Children from seven Washington primary schools were joined in a huge community gathering for an outdoor service during which the bishop, the Right Reverend Mark Bryant, blessed the schools’ mining banners.
The event was held outside the bus station in Concord, so that Bishop Mark could also bless the new mining statue, which now proudly stands there.
Created by renowned sculptor Carl Payne, the statue was erected earlier this year to symbolise the Washington coal mining community.
Pits at Springwell, Usworth, Washington, Washington Glebe, Harraton, Fatfield, North Biddick, Chaytor’s Haugh, Butney, as well as other shafts and workings, formed a vast underground web.
Every school is Washington is close to an old pit shaft and each of the seven primaries have made their own mining banners.
Wessington, Usworth Colliery, Albany, St Bede’s, Springwell, John F Kennedy and Usworth Grange all worked closely with Washington Miners and Community Heritage Group, which organised the blessing ceremony.

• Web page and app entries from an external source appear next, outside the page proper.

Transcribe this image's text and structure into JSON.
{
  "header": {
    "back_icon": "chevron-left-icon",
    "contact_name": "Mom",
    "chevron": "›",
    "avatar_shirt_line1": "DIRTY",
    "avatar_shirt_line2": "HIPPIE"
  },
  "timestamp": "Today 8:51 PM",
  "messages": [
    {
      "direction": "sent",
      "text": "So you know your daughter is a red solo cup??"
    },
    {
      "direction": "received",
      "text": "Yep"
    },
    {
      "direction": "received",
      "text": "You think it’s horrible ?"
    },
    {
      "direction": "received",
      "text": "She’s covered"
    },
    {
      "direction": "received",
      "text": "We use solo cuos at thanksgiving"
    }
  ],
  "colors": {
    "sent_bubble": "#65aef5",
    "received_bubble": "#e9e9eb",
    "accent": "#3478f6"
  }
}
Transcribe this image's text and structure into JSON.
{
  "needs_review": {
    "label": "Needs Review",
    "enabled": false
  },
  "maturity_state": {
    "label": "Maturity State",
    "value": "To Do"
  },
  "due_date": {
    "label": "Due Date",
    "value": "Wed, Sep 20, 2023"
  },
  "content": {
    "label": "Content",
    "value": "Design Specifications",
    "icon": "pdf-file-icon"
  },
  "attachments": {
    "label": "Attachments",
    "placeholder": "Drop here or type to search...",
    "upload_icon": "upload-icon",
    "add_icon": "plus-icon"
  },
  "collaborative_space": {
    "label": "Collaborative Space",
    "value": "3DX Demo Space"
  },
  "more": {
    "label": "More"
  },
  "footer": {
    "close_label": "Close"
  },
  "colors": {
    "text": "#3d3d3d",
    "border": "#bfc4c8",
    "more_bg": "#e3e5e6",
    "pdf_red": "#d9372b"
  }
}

Les Simpson, chairman of the Heritage Group, said: “The event was very much about the children. You take a piece of coal into school and they do not know what it is.
“The event was about making sure that we do not forget the area’s mining heritage.”

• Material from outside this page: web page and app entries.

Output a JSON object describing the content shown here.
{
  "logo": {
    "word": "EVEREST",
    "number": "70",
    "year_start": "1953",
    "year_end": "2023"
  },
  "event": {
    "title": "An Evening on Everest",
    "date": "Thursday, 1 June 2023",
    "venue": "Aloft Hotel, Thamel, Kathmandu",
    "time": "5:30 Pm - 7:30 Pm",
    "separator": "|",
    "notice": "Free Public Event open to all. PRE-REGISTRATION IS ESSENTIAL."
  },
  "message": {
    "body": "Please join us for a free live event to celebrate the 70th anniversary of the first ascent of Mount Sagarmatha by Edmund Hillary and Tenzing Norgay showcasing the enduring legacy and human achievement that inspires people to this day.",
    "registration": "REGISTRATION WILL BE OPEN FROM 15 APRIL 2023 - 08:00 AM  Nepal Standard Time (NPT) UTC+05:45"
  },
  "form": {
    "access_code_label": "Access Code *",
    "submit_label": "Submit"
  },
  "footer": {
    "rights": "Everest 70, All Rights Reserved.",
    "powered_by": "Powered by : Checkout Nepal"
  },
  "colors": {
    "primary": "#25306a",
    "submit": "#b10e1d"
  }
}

Bishop Mark said: “I think this is a wonderful project and I was very grateful indeed to be invited along to be part of it.

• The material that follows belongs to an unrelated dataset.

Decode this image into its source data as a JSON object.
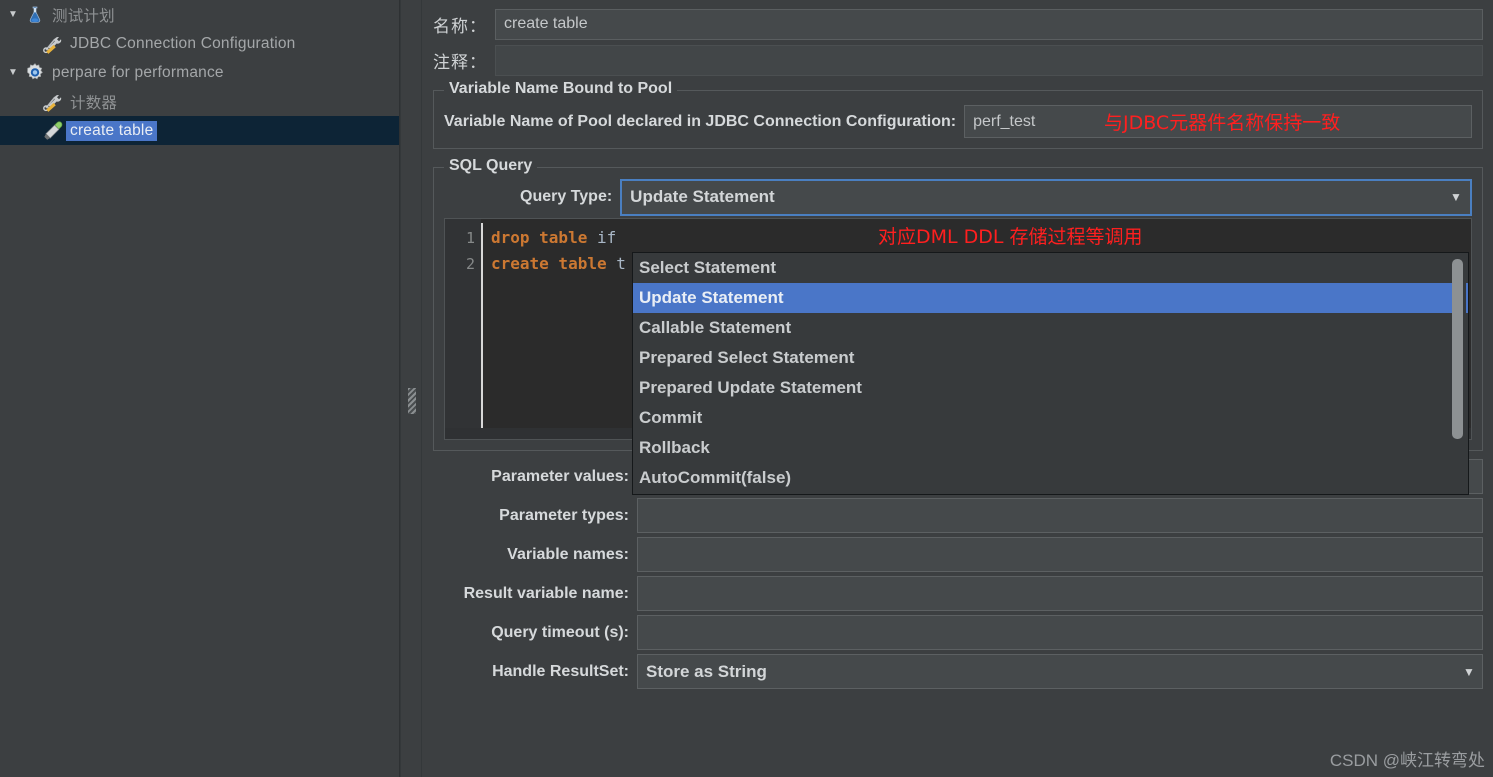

“I was a student in the North East about 40 years ago and one of the things that was very, very strange coming back five years ago was there were no pits.
“You could travel around and there was nothing to show that thousands of people had worked underground.
“I think it is wonderful what you have here – this statue reminds people about something that was so important to the area.
“If you look at the commissions the artist has done, they tend to be footballers and celebrities.
“What is important about this sculpture is that it depicts an ordinary mining family.”
Judith Monaghan, community cohesion teacher at JFK primary, said: “The children have been fascinated during their research to learn about the pit shafts that are under the area’s schools.
“The work we have done on the readings and for the banner has been about raising their awareness of the area’s mining heritage.”